- The time it takes the Earth to complete one revolution of the Sun (between 365.24 and 365.26 days depending on the point of reference).
- We moved to this town a year ago.
- I quit smoking exactly one year ago.
- (Template loop detected: Template:Context 1) The time it takes for any planetary body to make one revolution around another body.
- Mars goes around the sun once in a Martian year, or 1.88 Earth years.
- A period between set dates that mark a year, from January 1 to December 31 by the Gregorian calendar.
- A normal year has 365 full days, but there are 366 days in a leap year.
- I was born in the year 1950.

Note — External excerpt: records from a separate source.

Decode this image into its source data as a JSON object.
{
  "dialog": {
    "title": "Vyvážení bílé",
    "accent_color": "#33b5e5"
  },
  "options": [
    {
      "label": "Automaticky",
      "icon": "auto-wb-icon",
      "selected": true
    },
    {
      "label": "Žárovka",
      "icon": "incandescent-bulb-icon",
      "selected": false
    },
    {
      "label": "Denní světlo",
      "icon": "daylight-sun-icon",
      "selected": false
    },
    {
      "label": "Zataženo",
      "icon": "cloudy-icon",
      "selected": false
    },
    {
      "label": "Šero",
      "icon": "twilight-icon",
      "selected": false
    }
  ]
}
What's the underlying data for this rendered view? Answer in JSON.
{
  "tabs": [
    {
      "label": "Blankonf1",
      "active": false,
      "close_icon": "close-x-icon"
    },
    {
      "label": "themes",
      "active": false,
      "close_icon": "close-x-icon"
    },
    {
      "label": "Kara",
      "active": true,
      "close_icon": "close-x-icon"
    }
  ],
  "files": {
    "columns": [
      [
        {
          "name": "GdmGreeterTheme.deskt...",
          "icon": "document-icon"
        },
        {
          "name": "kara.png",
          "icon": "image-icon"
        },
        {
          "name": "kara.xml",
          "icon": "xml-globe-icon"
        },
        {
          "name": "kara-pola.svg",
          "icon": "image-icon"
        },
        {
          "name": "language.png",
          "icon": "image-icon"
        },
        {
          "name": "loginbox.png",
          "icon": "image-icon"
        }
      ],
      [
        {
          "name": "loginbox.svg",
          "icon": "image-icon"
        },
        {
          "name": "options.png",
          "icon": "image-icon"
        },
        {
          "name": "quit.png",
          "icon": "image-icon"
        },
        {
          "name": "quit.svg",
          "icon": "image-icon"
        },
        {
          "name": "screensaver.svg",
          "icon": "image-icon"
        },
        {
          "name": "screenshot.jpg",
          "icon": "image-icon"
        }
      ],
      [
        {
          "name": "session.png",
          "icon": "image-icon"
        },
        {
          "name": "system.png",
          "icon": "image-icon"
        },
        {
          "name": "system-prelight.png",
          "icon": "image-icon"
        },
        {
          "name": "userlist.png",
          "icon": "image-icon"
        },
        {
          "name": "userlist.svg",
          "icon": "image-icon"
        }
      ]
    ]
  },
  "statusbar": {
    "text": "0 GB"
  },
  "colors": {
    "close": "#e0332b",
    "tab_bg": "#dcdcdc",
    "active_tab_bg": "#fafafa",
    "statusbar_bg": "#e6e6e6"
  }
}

- This Chinese year is the year of the Rooster.
- A scheduled part of a calendar year spent in a specific activity.
- During this school year I have to get up at 6:30 to catch the bus.
- A Julian year, exactly 365.25 days, represented by "a".
- A level or grade in school or college.
- Every second-year student must select an area of specialization.
- The exams in year 12 at high school are the most difficult.
- (one revolution of the Sun by the Earth): twelvemonth
- (time to make one revolution by any body): anomalistic year, Gaussian year, sidereal year, tropical year
- (period between set dates): calendar year, civil year, legal year
- calendar year
- civil year
- dog year
- donkey's years
- fiscal year
- gap year
- in the year of our Lord
- in the year of our Lord Jesus Christ
- last year
- leap year
- legal year
- next year
- school year
- sidereal year
- the year dot
- year by year
- year of our Lord
- year of our Lord Jesus Christ
New World Encyclopedia writers and editors copied and adjusted this Wiktionary entry in accordance with NWE standards. This article abides by terms of the Creative Commons CC-by-sa 3.0 License (CC-by-sa), which may be used and disseminated with proper attribution. Credit for this article is due to both New World Encyclopedia contributors and the selfless volunteer contributors of the Wikimedia Foundation. To cite this article click here for a list acceptable citing formats.The history of earlier contributions at Wiktionary is accessible to researchers here: